Federal agencies had long interpreted the law as exempting not just church plans but also those of church-affiliated organizations.
The employees challenged that view, in effect accusing the hospital systems of being big businesses posing as church organizations in order to avoid minimum funding and reporting requirements under ERISA.
The three hospital systems maintained that their religious affiliation made them exempt from ERISA. St. Peters is affiliated with the Roman Catholic Church. Dignity operates both Catholic and non-Catholic hospitals. Advocate is affiliated with the United Church of Christ and the Evangelical Lutheran Church in America.
Writing for the court, Justice Elena Kagan said the law’s religious exemption applies to plans whether they were established by churches themselves or organizations affiliated with the churches.
Justice Sonia Sotomayor agreed with the ruling based on the text of the law. But, in a separate opinion, she wrote that she was “troubled” with the outcome, noting that some church-affiliated organizations operate for-profit subsidiaries, earn billions of dollars in revenues and compete with companies that must comply with ERISA.
Sotomayor suggested that the U.S. Congress take action, adding that “scores of employees – who work for organizations that look and operate much like secular businesses – potentially might be denied ERISA’s protections.”
Full story at The New York Times.
Watch out for “catholic” Sotomayor in future opinions.

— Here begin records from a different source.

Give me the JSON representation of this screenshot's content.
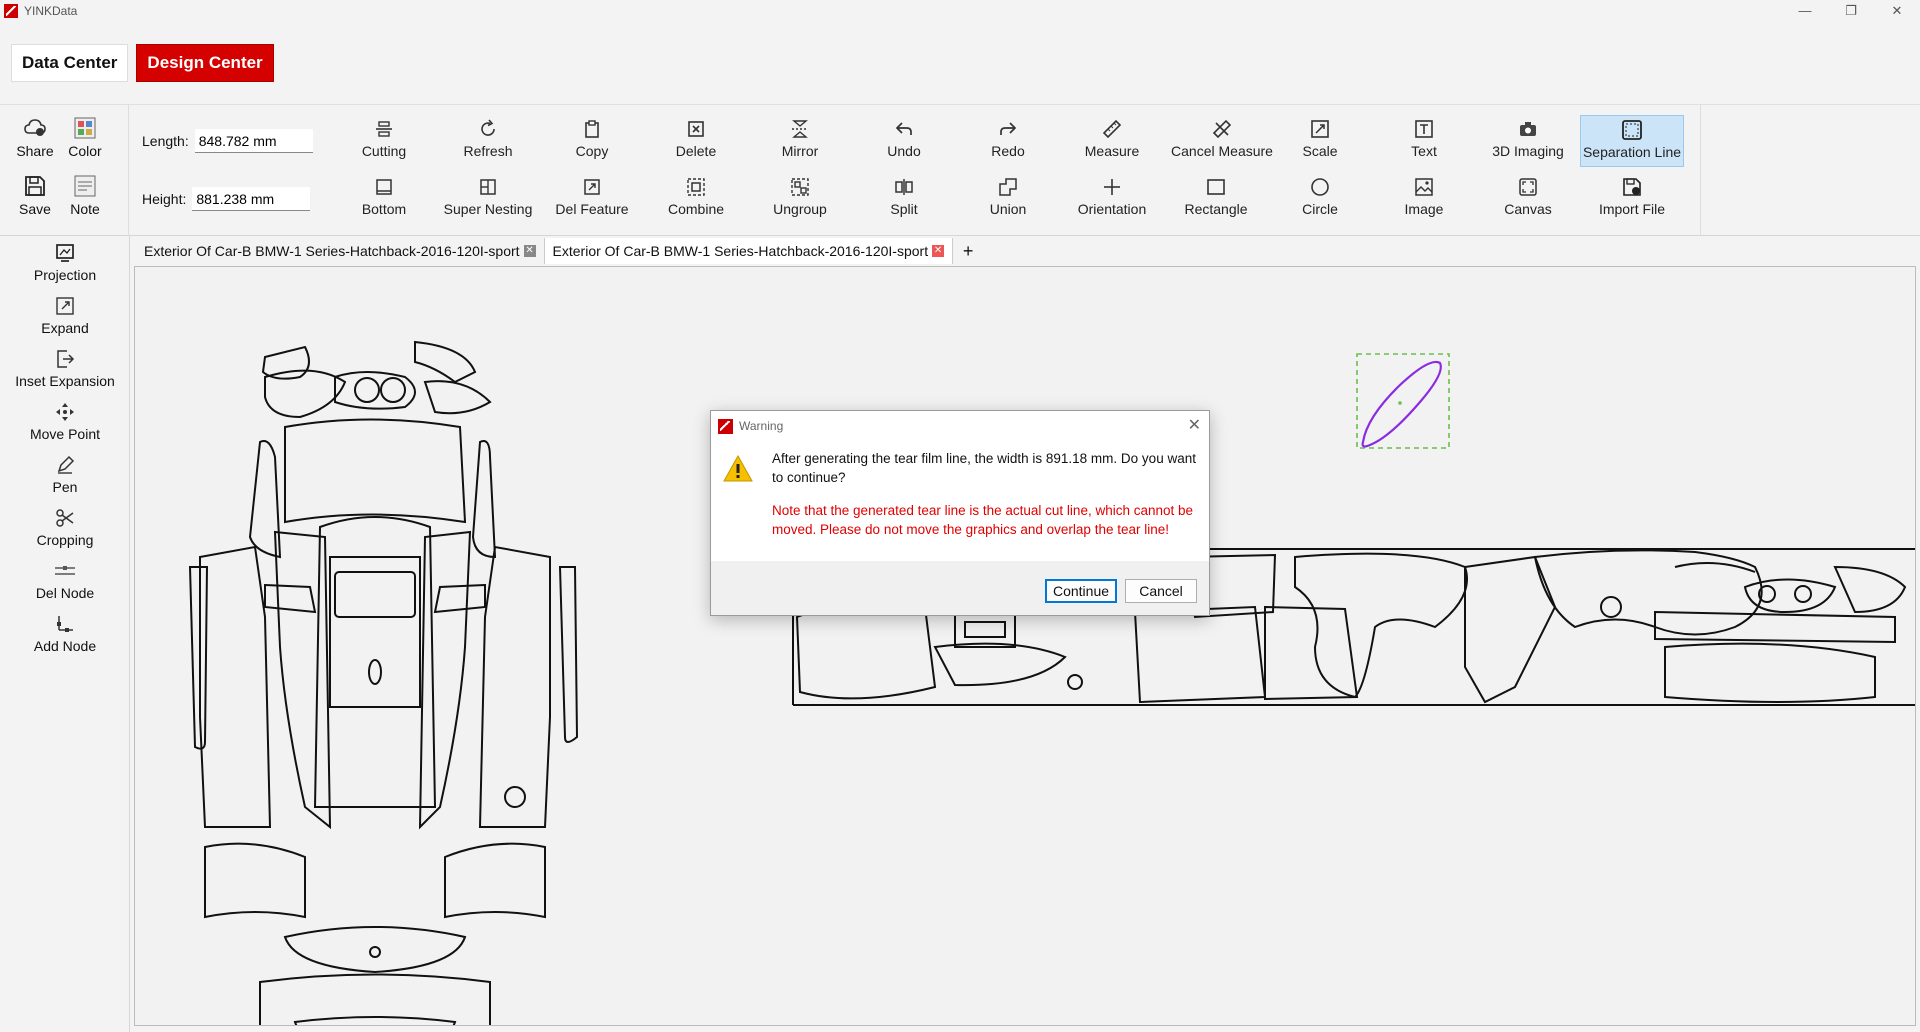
{
  "app": {
    "title": "YINKData"
  },
  "window_controls": {
    "minimize": "—",
    "maximize": "❐",
    "close": "✕"
  },
  "centers": [
    {
      "label": "Data Center",
      "active": false
    },
    {
      "label": "Design Center",
      "active": true
    }
  ],
  "ribbon": {
    "left_tools": {
      "share": "Share",
      "color": "Color",
      "save": "Save",
      "note": "Note"
    },
    "length_label": "Length:",
    "length_value": "848.782 mm",
    "height_label": "Height:",
    "height_value": "881.238 mm",
    "row1": [
      "Cutting",
      "Refresh",
      "Copy",
      "Delete",
      "Mirror",
      "Undo",
      "Redo",
      "Measure",
      "Cancel Measure",
      "Scale",
      "Text",
      "3D Imaging",
      "Separation Line"
    ],
    "row2": [
      "Bottom",
      "Super Nesting",
      "Del Feature",
      "Combine",
      "Ungroup",
      "Split",
      "Union",
      "Orientation",
      "Rectangle",
      "Circle",
      "Image",
      "Canvas",
      "Import File"
    ],
    "selected": "Separation Line"
  },
  "sidebar": [
    "Projection",
    "Expand",
    "Inset Expansion",
    "Move Point",
    "Pen",
    "Cropping",
    "Del Node",
    "Add Node"
  ],
  "tabs": [
    {
      "label": "Exterior Of Car-B BMW-1 Series-Hatchback-2016-120I-sport",
      "active": false
    },
    {
      "label": "Exterior Of Car-B BMW-1 Series-Hatchback-2016-120I-sport",
      "active": true
    }
  ],
  "tab_add": "+",
  "dialog": {
    "title": "Warning",
    "close": "✕",
    "message": "After generating the tear film line, the width is 891.18 mm. Do you want to continue?",
    "note": "Note that the generated tear line is the actual cut line, which cannot be moved. Please do not move the graphics and overlap the tear line!",
    "continue_label": "Continue",
    "cancel_label": "Cancel"
  },
  "colors": {
    "accent": "#d50000",
    "selection": "#cce4f7",
    "warning_text": "#e00000",
    "shape_highlight": "#8a2be2"
  }
}
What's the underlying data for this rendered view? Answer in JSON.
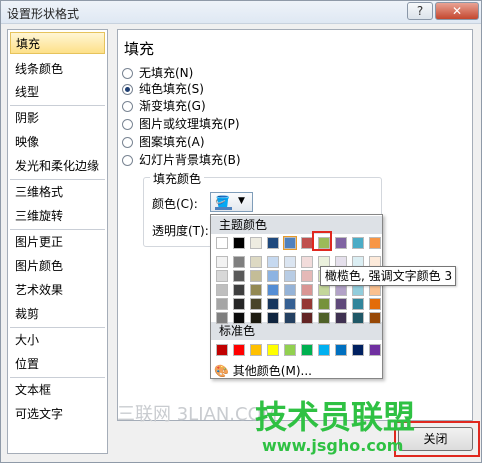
{
  "window": {
    "title": "设置形状格式",
    "help_label": "?",
    "close_label": "✕"
  },
  "sidebar": {
    "items": [
      {
        "label": "填充",
        "selected": true
      },
      {
        "label": "线条颜色"
      },
      {
        "label": "线型"
      },
      {
        "label": "阴影"
      },
      {
        "label": "映像"
      },
      {
        "label": "发光和柔化边缘"
      },
      {
        "label": "三维格式"
      },
      {
        "label": "三维旋转"
      },
      {
        "label": "图片更正"
      },
      {
        "label": "图片颜色"
      },
      {
        "label": "艺术效果"
      },
      {
        "label": "裁剪"
      },
      {
        "label": "大小"
      },
      {
        "label": "位置"
      },
      {
        "label": "文本框"
      },
      {
        "label": "可选文字"
      }
    ]
  },
  "fill": {
    "heading": "填充",
    "options": [
      {
        "label": "无填充(N)",
        "checked": false
      },
      {
        "label": "纯色填充(S)",
        "checked": true
      },
      {
        "label": "渐变填充(G)",
        "checked": false
      },
      {
        "label": "图片或纹理填充(P)",
        "checked": false
      },
      {
        "label": "图案填充(A)",
        "checked": false
      },
      {
        "label": "幻灯片背景填充(B)",
        "checked": false
      }
    ],
    "group_title": "填充颜色",
    "color_label": "颜色(C):",
    "transparency_label": "透明度(T):",
    "selected_color": "#4f81bd"
  },
  "palette": {
    "theme_heading": "主题颜色",
    "theme_top": [
      "#ffffff",
      "#000000",
      "#eeece1",
      "#1f497d",
      "#4f81bd",
      "#c0504d",
      "#9bbb59",
      "#8064a2",
      "#4bacc6",
      "#f79646"
    ],
    "theme_shades": [
      [
        "#f2f2f2",
        "#7f7f7f",
        "#ddd9c3",
        "#c6d9f0",
        "#dbe5f1",
        "#f2dcdb",
        "#ebf1dd",
        "#e5e0ec",
        "#dbeef3",
        "#fdeada"
      ],
      [
        "#d8d8d8",
        "#595959",
        "#c4bd97",
        "#8db3e2",
        "#b8cce4",
        "#e5b9b7",
        "#d7e3bc",
        "#ccc1d9",
        "#b7dde8",
        "#fbd5b5"
      ],
      [
        "#bfbfbf",
        "#3f3f3f",
        "#938953",
        "#548dd4",
        "#95b3d7",
        "#d99694",
        "#c3d69b",
        "#b2a2c7",
        "#92cddc",
        "#fac08f"
      ],
      [
        "#a5a5a5",
        "#262626",
        "#494429",
        "#17365d",
        "#366092",
        "#953734",
        "#76923c",
        "#5f497a",
        "#31859b",
        "#e36c09"
      ],
      [
        "#7f7f7f",
        "#0c0c0c",
        "#1d1b10",
        "#0f243e",
        "#244061",
        "#632423",
        "#4f6128",
        "#3f3151",
        "#205867",
        "#974806"
      ]
    ],
    "standard_heading": "标准色",
    "standard": [
      "#c00000",
      "#ff0000",
      "#ffc000",
      "#ffff00",
      "#92d050",
      "#00b050",
      "#00b0f0",
      "#0070c0",
      "#002060",
      "#7030a0"
    ],
    "more_colors": "其他颜色(M)..."
  },
  "tooltip": "橄榄色, 强调文字颜色 3",
  "watermark": {
    "left": "三联网 3LIAN.COM",
    "logo": "技术员联盟",
    "url": "www.jsgho.com"
  },
  "footer": {
    "close_label": "关闭"
  }
}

She has little apparent faith in the Church and its teachings, like many Zombie-Liberals. Nice to see, though, that the Constitution works for conservatives too, once in awhile.
Follow the money. Why do these organizations want to stay exempt from ERISA? Basically it is pay now or pay later. Put money in investments now so the principle can grow and fund the retirement promised the secular employees when due in the future. Or pay later during retirement.
ERISA arose from organizations NOT properly funding retirement plans currently. The organizations went bankrupt in future years. The employees had a small fraction or nothing in retirement.
Do these organizations properly fund retirement obligations on a CURRENT basis? Or are they ‘kicking the can down the road’? Are they waiting to the future to fund the obligations?
No wonder the employees are concerned. Their retirement depends on it.